WORK TASK -> Your task is to tally the lines of the listing containing the word "pontocerebellar" and report the figure alone.

ENTRIES SUPPLIED ->
————

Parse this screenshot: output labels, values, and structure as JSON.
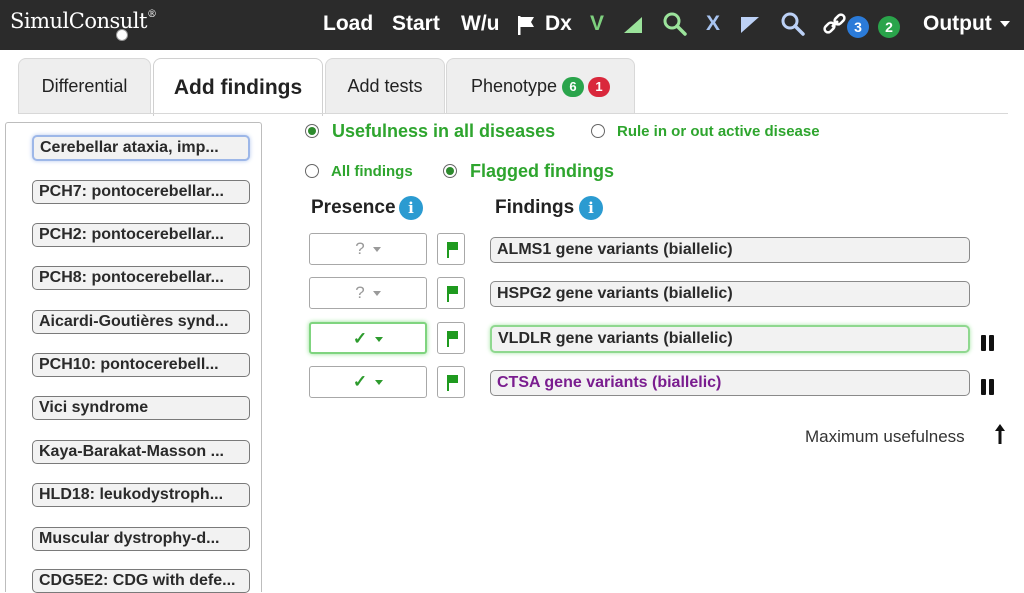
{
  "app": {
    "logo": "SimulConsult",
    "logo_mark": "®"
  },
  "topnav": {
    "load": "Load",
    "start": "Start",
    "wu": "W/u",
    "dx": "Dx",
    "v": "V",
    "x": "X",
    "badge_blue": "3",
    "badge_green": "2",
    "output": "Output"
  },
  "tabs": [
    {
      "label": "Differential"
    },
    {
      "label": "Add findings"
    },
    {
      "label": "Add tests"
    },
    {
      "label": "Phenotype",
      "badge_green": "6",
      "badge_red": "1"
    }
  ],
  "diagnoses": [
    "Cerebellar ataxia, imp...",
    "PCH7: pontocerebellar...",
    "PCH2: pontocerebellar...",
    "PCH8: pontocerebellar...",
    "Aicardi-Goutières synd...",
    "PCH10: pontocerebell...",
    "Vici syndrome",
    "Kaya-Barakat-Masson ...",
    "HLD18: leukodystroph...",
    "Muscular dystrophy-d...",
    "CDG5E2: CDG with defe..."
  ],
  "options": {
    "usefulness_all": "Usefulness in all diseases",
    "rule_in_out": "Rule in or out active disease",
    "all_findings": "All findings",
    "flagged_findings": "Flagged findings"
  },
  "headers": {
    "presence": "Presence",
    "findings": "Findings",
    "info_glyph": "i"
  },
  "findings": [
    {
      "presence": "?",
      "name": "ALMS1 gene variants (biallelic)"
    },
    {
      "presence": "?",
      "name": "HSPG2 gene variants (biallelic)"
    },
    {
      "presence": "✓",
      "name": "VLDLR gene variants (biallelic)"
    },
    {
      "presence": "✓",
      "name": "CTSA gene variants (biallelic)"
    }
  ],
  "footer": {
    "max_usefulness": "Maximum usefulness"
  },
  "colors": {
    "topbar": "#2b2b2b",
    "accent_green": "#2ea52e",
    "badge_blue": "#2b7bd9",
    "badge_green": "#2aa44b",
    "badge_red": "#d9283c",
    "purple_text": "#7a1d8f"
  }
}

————

EXPECTED ANSWER -> 3